Originally published in 1960 by co-authors Arthur J. Beckhard and William D. Crane, this is the story of Dr. William Halsted (1852-1922), an American surgeon who emphasized strict aseptic technique during surgical procedures and an early champion of newly discovered anesthetics. He introduced several new operations, including the radical mastectomy for breast cancer and along with William Osler (Professor of Medicine), Howard Atwood Kelly (Professor of Gynecology) and William H. Welch (Professor of Pathology), was one of the "Big Four" founding professors at the Johns Hopkins Hospital.

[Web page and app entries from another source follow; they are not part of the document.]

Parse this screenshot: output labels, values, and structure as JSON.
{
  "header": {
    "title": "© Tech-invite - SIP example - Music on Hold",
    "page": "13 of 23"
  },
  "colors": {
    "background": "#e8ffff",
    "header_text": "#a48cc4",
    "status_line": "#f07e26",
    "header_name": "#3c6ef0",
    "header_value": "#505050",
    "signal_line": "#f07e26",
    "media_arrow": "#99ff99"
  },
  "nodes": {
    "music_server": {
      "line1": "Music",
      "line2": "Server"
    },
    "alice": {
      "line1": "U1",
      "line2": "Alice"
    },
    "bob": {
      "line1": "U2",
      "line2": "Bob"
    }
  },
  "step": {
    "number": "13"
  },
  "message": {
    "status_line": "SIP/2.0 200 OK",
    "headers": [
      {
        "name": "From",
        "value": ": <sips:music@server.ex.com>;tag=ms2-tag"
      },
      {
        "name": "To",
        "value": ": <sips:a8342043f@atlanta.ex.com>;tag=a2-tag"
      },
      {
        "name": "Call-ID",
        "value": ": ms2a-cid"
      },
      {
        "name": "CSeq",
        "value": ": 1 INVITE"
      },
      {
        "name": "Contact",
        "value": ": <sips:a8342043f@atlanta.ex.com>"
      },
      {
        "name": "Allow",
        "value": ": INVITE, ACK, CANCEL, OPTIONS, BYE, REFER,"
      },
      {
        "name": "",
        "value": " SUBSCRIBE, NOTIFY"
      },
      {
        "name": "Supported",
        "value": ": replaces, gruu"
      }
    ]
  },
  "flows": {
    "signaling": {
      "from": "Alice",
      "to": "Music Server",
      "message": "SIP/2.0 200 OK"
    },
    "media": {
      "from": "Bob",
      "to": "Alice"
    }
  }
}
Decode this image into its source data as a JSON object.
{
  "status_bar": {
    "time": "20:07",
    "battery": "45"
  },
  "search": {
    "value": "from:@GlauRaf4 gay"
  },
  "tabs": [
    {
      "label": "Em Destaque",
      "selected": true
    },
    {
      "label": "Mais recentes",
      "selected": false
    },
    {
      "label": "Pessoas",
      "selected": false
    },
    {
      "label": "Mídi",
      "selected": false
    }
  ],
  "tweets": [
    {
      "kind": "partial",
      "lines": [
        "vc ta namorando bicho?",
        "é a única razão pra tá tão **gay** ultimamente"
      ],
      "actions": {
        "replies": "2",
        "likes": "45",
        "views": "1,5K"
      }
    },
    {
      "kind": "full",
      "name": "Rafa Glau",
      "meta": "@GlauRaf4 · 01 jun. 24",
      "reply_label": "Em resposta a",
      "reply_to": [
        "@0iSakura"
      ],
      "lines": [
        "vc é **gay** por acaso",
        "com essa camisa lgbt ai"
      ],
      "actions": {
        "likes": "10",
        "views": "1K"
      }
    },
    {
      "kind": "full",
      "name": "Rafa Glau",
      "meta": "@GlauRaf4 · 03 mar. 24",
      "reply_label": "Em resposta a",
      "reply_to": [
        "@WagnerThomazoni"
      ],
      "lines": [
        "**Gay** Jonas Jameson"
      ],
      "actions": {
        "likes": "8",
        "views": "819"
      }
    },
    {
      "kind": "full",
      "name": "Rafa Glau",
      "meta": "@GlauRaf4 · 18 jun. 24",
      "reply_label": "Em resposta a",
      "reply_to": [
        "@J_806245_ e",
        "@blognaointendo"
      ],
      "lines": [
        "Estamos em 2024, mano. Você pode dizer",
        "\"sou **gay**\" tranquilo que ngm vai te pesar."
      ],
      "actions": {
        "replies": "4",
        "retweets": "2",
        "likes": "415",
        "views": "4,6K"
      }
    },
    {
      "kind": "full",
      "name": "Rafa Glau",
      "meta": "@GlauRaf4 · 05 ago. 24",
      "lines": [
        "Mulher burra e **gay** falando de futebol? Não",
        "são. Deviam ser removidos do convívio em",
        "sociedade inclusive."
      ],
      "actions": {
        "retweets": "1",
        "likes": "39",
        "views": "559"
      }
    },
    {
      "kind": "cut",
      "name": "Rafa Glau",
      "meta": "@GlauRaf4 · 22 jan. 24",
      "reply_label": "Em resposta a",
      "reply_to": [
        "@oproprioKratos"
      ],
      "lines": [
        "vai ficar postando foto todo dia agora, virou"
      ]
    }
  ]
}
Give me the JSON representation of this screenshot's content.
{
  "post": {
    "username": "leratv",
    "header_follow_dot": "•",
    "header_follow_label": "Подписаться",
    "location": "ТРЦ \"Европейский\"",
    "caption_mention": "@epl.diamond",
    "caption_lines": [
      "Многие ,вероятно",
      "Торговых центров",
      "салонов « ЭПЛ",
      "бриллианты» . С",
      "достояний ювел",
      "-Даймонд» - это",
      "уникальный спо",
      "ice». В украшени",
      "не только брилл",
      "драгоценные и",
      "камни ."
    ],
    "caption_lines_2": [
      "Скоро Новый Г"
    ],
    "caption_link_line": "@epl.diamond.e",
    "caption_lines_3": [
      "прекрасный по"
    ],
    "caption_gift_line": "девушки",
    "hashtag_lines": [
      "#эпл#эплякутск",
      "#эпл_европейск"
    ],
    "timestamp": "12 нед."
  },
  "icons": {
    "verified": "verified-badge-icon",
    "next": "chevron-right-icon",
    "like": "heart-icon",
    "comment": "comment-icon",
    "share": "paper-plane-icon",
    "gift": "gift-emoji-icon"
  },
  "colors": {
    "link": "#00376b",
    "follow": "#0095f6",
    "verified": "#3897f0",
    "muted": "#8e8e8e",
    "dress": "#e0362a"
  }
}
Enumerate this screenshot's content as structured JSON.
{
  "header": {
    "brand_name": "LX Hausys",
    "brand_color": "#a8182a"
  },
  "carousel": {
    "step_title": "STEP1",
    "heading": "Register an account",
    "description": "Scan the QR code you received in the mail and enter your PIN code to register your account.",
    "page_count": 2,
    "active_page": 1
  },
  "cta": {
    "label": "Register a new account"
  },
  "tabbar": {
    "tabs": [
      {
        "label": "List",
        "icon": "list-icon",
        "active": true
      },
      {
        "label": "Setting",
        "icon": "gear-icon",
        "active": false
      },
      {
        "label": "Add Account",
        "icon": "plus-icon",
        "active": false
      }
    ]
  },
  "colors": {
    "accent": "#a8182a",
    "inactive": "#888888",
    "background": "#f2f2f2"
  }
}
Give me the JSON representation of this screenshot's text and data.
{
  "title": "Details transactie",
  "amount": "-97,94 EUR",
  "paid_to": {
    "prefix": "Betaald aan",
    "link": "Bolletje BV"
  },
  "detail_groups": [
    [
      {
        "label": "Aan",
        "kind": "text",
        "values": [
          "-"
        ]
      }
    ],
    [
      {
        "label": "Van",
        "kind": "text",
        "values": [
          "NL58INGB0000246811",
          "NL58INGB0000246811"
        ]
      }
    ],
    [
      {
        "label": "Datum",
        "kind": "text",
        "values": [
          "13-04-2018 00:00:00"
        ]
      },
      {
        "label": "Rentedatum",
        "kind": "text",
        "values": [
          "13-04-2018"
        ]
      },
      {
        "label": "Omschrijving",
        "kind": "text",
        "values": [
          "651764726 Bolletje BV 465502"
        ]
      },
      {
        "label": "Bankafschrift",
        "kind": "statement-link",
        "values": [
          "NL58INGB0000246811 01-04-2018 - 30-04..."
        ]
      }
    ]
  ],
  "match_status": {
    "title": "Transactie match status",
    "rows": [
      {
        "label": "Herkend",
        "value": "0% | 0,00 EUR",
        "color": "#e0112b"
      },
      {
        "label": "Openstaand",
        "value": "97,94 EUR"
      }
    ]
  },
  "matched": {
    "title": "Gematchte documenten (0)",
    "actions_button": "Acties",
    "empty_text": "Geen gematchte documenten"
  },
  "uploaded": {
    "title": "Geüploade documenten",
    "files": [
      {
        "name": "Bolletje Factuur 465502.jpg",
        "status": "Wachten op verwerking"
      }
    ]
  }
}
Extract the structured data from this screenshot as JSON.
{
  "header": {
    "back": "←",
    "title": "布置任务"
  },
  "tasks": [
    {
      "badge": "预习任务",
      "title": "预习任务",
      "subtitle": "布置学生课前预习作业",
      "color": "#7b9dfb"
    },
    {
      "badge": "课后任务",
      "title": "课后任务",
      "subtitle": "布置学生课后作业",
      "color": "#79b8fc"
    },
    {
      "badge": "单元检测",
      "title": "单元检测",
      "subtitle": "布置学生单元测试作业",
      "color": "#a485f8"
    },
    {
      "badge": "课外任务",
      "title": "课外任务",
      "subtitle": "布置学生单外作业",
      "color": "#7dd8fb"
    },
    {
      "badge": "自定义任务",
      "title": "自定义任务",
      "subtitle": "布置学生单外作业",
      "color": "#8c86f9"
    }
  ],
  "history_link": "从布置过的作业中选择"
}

Throughout his professional life, he was addicted to cocaine and later also to morphine, which were not illegal during his time. The addictions were a direct result of Halsted's use of himself as an experimental subject, in investigations on the effects of cocaine as an anesthetic agent.
A fascinating read.